:: SUPPLIED DATA ::

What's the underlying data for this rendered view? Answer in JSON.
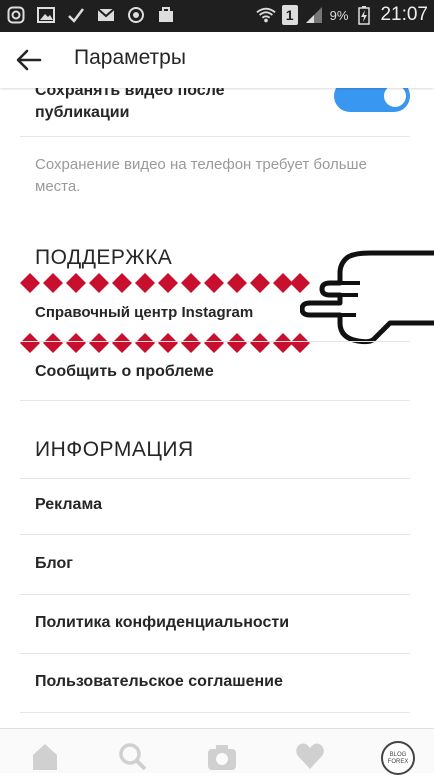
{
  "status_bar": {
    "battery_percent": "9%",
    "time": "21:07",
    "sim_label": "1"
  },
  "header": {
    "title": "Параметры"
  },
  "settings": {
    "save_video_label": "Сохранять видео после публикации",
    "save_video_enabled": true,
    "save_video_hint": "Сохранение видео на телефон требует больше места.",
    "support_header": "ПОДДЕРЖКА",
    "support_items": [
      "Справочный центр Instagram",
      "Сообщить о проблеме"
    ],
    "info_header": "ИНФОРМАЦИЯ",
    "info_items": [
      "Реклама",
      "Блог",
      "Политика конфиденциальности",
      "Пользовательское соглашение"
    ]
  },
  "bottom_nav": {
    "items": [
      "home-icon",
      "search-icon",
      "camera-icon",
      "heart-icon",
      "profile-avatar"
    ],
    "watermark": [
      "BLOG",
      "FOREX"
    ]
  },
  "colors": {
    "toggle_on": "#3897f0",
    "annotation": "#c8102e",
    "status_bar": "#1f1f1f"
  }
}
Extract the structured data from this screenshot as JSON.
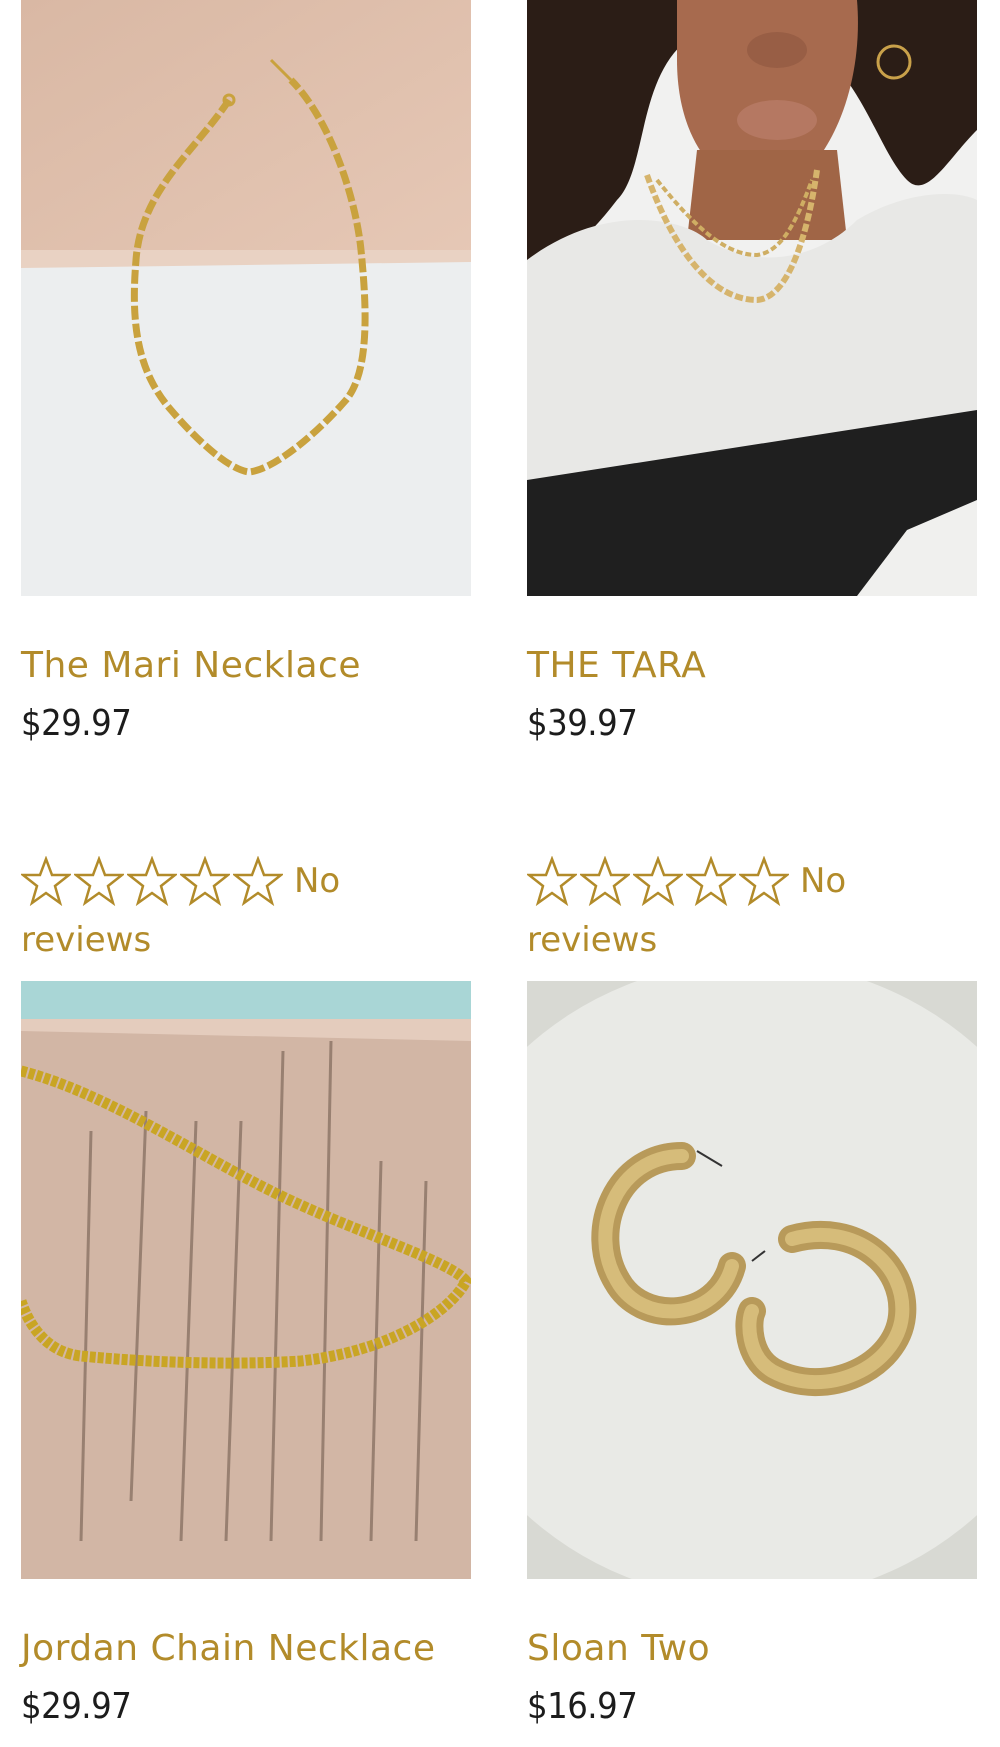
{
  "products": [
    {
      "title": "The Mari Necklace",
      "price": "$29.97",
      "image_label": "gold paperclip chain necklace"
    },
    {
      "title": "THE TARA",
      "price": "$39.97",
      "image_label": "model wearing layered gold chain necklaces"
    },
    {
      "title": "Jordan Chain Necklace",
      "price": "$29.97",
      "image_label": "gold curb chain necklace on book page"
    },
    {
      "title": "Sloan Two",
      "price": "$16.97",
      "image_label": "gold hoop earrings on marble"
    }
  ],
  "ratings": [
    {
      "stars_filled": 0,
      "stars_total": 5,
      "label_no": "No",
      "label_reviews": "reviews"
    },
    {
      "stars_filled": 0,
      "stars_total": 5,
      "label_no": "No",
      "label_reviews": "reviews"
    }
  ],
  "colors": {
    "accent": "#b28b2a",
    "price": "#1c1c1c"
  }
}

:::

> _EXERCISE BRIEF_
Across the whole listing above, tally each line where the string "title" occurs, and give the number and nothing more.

> _ANSWER SPACE_
5